TO DO – Among the lines of the records below, copy those that hold the word "true".

RAW DATA Start Marker

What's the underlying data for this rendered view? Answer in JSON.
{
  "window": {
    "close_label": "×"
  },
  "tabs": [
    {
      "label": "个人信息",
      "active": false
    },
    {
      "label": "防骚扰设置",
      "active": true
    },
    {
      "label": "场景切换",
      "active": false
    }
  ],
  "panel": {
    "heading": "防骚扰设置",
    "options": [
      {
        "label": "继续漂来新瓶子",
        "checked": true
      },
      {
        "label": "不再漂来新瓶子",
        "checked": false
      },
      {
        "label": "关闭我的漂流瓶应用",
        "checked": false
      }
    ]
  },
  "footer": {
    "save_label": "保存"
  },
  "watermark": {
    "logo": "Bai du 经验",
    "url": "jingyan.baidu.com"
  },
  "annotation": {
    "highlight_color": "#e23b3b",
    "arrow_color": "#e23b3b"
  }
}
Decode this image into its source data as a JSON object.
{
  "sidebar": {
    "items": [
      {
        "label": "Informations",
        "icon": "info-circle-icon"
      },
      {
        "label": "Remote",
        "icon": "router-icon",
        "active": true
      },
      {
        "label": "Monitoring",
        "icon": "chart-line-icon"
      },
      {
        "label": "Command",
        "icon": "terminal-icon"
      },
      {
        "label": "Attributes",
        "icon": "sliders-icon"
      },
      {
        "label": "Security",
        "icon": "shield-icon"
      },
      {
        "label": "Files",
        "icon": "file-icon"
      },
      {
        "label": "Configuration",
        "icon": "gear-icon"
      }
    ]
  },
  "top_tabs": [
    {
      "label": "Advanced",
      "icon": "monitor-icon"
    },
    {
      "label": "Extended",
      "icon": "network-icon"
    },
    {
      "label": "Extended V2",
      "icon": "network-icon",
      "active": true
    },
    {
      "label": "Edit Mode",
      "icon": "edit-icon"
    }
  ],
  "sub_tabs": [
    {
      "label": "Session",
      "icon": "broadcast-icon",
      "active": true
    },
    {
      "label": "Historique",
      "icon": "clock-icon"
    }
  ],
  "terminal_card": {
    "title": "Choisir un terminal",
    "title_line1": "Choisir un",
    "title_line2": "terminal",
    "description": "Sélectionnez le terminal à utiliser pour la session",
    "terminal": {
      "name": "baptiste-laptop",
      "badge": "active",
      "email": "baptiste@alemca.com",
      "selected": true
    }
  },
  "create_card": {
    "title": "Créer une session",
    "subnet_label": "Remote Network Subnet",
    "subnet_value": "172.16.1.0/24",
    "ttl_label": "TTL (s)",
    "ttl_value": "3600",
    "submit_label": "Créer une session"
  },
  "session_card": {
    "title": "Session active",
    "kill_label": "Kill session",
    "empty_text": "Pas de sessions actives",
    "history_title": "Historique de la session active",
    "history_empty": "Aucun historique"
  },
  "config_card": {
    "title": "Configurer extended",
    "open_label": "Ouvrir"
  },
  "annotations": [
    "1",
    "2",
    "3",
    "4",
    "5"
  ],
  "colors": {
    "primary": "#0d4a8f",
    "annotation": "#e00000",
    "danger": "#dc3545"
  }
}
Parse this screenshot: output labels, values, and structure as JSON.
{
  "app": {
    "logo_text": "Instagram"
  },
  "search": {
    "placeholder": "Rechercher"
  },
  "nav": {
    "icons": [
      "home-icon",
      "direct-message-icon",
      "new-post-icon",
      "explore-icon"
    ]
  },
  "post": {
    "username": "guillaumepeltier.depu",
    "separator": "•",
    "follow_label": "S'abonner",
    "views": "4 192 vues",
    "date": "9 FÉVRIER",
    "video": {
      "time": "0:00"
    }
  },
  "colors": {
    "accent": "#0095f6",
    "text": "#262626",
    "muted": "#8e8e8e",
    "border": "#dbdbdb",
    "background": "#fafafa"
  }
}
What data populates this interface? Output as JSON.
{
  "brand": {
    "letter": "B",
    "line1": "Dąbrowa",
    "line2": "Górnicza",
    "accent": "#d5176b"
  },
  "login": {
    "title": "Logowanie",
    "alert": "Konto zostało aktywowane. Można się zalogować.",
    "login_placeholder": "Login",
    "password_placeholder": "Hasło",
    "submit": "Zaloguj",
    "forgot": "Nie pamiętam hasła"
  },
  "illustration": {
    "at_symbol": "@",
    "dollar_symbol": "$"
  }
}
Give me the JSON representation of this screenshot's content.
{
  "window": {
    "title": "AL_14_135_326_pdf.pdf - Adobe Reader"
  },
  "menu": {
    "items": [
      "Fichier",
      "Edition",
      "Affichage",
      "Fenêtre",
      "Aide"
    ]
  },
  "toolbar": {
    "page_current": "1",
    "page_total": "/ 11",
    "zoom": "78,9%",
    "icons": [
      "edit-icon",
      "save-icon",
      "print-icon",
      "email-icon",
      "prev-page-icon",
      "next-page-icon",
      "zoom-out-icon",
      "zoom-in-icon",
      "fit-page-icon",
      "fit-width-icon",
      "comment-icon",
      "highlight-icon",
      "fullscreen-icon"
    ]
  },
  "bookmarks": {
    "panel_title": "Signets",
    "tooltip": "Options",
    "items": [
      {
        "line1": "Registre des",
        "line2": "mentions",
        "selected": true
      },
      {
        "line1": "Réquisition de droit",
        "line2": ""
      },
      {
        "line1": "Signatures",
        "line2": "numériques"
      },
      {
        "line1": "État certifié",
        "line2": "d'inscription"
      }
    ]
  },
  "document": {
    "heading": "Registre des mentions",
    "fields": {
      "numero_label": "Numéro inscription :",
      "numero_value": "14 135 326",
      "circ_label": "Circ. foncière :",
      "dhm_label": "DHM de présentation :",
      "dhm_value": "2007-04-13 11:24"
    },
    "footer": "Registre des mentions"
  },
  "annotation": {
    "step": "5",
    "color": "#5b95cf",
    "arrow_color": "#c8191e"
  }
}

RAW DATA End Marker

ANSWER SECTION –
      "active": true
        "checked": true
        "active": true
      "active": true
      "active": true
      "selected": true
        "selected": true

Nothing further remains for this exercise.